However, I was not good at remembering rules, I just wrote by feeling. This is somewhat easier, since you just can’t describe a language by rules, something I hate about French (no rule without a ton of exceptions). I really recommend this to anyone who’s learning a new language, get a feeling for it. It’s really easy, once you invest some time into doing something you’d do anyway, just in a foreign language.

At that time, I started to read English (mostly) on the Internet and in some short magazines. That gave me a lot of phrases to express myself, which in turn helped me write letters and stuff you do in school.

I had some down times at that time, even to the point that I wrote “library” like “bibliotheque” (“Bibliothek” in German), but I got that sorted out quickly by just reading more. I even overestimated myself then. I remember one time, when I got American Pie to watch with a friend. We both were keen on trying it out in English. After 5 minutes, it sort of started to go like in a cheap comedy show:

Do you understand anything?
Nope, you?
Neither. Let’s watch it in German

I may would have been able to understand it, but it was far too quick and far too much slang for me, at that time.


I finished school in this year, so I had no English lessons after that. Shortly before the end, I had my first experience with reading English without translating in my head. I read a manual of an (open source) software I was using on my netbook, but part of it was not yet translated. Some minutes later, I noticed that I had just read through a whole paragraph of English without even thinking about it.

After school, I took an internship at a computer shop that was offering support too. I couldn’t practice English all too much, apart from reading. I remember one occurrence though, where I was able to help an expat lady with her family’s computer.


I started my apprenticeship in 2010, so I got English in school again. This time, it was somewhat better, and I really liked English lessons again. It may be due to the fact that our teacher was from the UK and that really showed off, in having no foreign accent.
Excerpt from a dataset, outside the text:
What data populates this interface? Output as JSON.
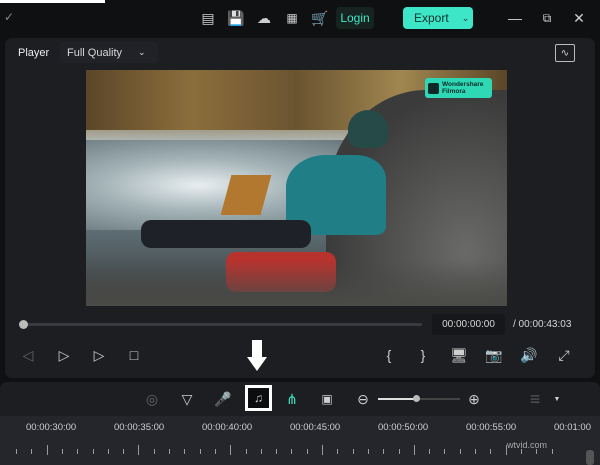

I also learned much more from other sources, like reading tech news, listening (and understanding!) more songs and using English manuals.

It was no big leap though, I just learned some more sentence structures and a lot of tenses. That didn’t help me much though, because I did it by feeling just like the years before. The only problem I had, was that in vocabulary tests I knew 2-3 translations for some asked word, but didn’t remember what the current new word was, that we just learned.


This is where things started to go better, since I discovered Top Gear. That was a great time to try out if I understand it now, and this was the case. I then started to switch to English by default, because it’s that much better than that stupid german dub. If you’ve got the time, go watch Monty Python or all the other great comedians out there.

Since I then heard a lot more English than ever before, I kinda got the sound of it in my ear. This is why I’m now always trying accents, I even like telephoning more now, just because I really like talking English.

Some people say, the point of really being able to speak a language is when you start dreaming in it. I’m not that far though, but I like thinking in English, because it’s easier with technical terms.

I think something that’s far overrated is remembering words. Even I had to look up some words for this post, not that I didn’t know them, but I just didn’t remember them in time. A great site for this is

In this post, I wanted to show you how I learned English. I hope you got a good view of why I like using it, and why I think it’s really easy.

My favorite advice: just listen, read and watch English media, it’s really worth the effort. At first, you’re struggling, but that’s not gonna last very long and your level of English will raise a lot.